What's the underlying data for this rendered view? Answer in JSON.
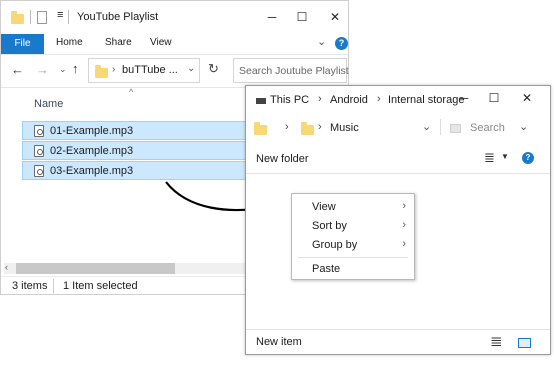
{
  "left_window": {
    "title": "YouTube Playlist",
    "minimize": "─",
    "maximize": "☐",
    "close": "✕",
    "ribbon_tabs": [
      "File",
      "Home",
      "Share",
      "View"
    ],
    "address": "buTTube ...",
    "search_placeholder": "Search Joutube Playlist",
    "column_name": "Name",
    "files": [
      "01-Example.mp3",
      "02-Example.mp3",
      "03-Example.mp3"
    ],
    "status_items": "3 items",
    "status_selected": "1 Item selected"
  },
  "right_window": {
    "breadcrumb": [
      "This PC",
      "Android",
      "Internal storage"
    ],
    "minimize": "─",
    "maximize": "☐",
    "close": "✕",
    "folder": "Music",
    "search_placeholder": "Search",
    "new_folder": "New folder",
    "new_item": "New item"
  },
  "context_menu": {
    "items": [
      "View",
      "Sort by",
      "Group by"
    ],
    "paste": "Paste"
  },
  "colors": {
    "accent": "#1979ca",
    "selection": "#cce8ff",
    "selection_border": "#99d1ff",
    "folder": "#f8d775"
  }
}
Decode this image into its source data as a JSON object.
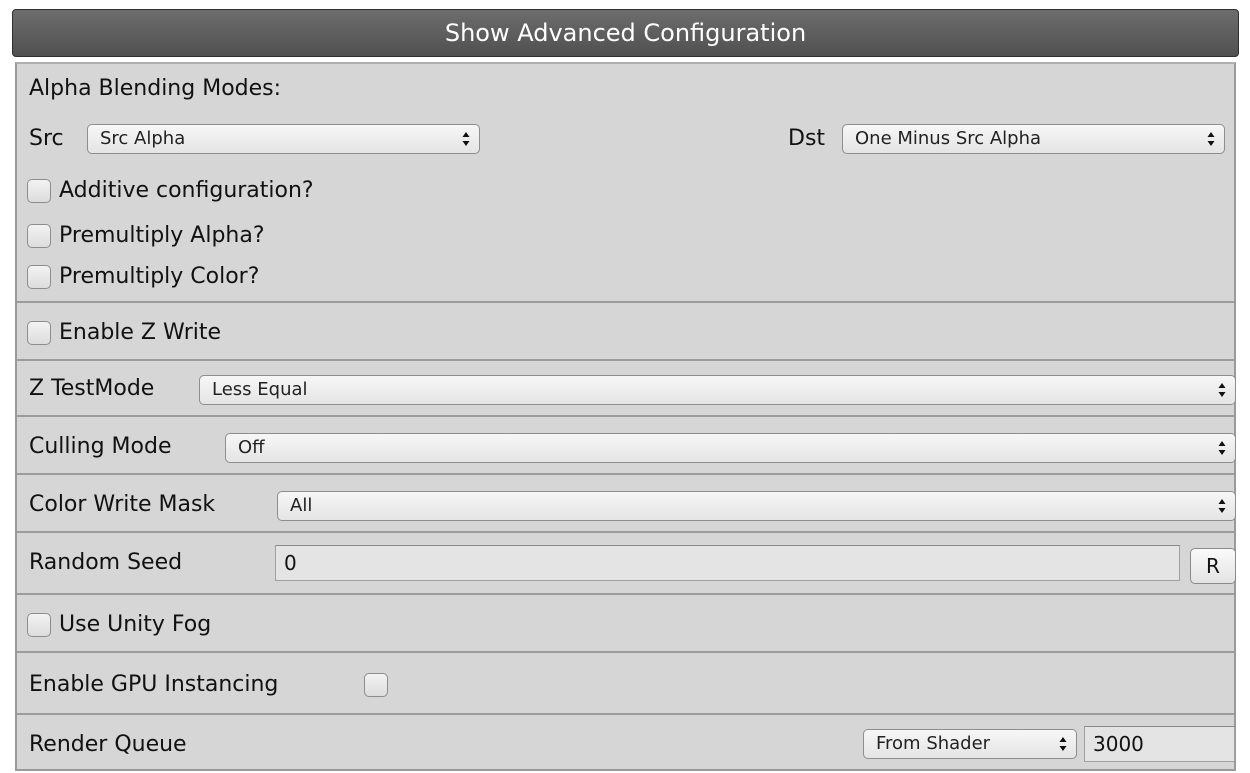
{
  "header": {
    "title": "Show Advanced Configuration"
  },
  "alpha_blending": {
    "title": "Alpha Blending Modes:",
    "src_label": "Src",
    "src_value": "Src Alpha",
    "dst_label": "Dst",
    "dst_value": "One Minus Src Alpha",
    "additive_label": "Additive configuration?",
    "premultiply_alpha_label": "Premultiply Alpha?",
    "premultiply_color_label": "Premultiply Color?",
    "additive_checked": false,
    "premultiply_alpha_checked": false,
    "premultiply_color_checked": false
  },
  "z_write": {
    "label": "Enable Z Write",
    "checked": false
  },
  "z_test": {
    "label": "Z TestMode",
    "value": "Less Equal"
  },
  "culling": {
    "label": "Culling Mode",
    "value": "Off"
  },
  "color_mask": {
    "label": "Color Write Mask",
    "value": "All"
  },
  "random_seed": {
    "label": "Random Seed",
    "value": "0",
    "button_label": "R"
  },
  "fog": {
    "label": "Use Unity Fog",
    "checked": false
  },
  "gpu_instancing": {
    "label": "Enable GPU Instancing",
    "checked": false
  },
  "render_queue": {
    "label": "Render Queue",
    "mode": "From Shader",
    "value": "3000"
  },
  "icons": {
    "select_arrows": "updown-arrows-icon"
  }
}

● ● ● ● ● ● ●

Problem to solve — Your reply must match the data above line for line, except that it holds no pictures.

Output for this task —
What's the underlying data for this rendered view? Answer in JSON.
{
  "left_window": {
    "title": "YouTube Playlist",
    "minimize": "─",
    "maximize": "☐",
    "close": "✕",
    "ribbon_tabs": [
      "File",
      "Home",
      "Share",
      "View"
    ],
    "address": "buTTube ...",
    "search_placeholder": "Search Joutube Playlist",
    "column_name": "Name",
    "files": [
      "01-Example.mp3",
      "02-Example.mp3",
      "03-Example.mp3"
    ],
    "status_items": "3 items",
    "status_selected": "1 Item selected"
  },
  "right_window": {
    "breadcrumb": [
      "This PC",
      "Android",
      "Internal storage"
    ],
    "minimize": "─",
    "maximize": "☐",
    "close": "✕",
    "folder": "Music",
    "search_placeholder": "Search",
    "new_folder": "New folder",
    "new_item": "New item"
  },
  "context_menu": {
    "items": [
      "View",
      "Sort by",
      "Group by"
    ],
    "paste": "Paste"
  },
  "colors": {
    "accent": "#1979ca",
    "selection": "#cce8ff",
    "selection_border": "#99d1ff",
    "folder": "#f8d775"
  }
}
Decode this image into its source data as a JSON object.
{
  "header": {
    "title": "Show Advanced Configuration"
  },
  "alpha_blending": {
    "title": "Alpha Blending Modes:",
    "src_label": "Src",
    "src_value": "Src Alpha",
    "dst_label": "Dst",
    "dst_value": "One Minus Src Alpha",
    "additive_label": "Additive configuration?",
    "premultiply_alpha_label": "Premultiply Alpha?",
    "premultiply_color_label": "Premultiply Color?",
    "additive_checked": false,
    "premultiply_alpha_checked": false,
    "premultiply_color_checked": false
  },
  "z_write": {
    "label": "Enable Z Write",
    "checked": false
  },
  "z_test": {
    "label": "Z TestMode",
    "value": "Less Equal"
  },
  "culling": {
    "label": "Culling Mode",
    "value": "Off"
  },
  "color_mask": {
    "label": "Color Write Mask",
    "value": "All"
  },
  "random_seed": {
    "label": "Random Seed",
    "value": "0",
    "button_label": "R"
  },
  "fog": {
    "label": "Use Unity Fog",
    "checked": false
  },
  "gpu_instancing": {
    "label": "Enable GPU Instancing",
    "checked": false
  },
  "render_queue": {
    "label": "Render Queue",
    "mode": "From Shader",
    "value": "3000"
  },
  "icons": {
    "select_arrows": "updown-arrows-icon"
  }
}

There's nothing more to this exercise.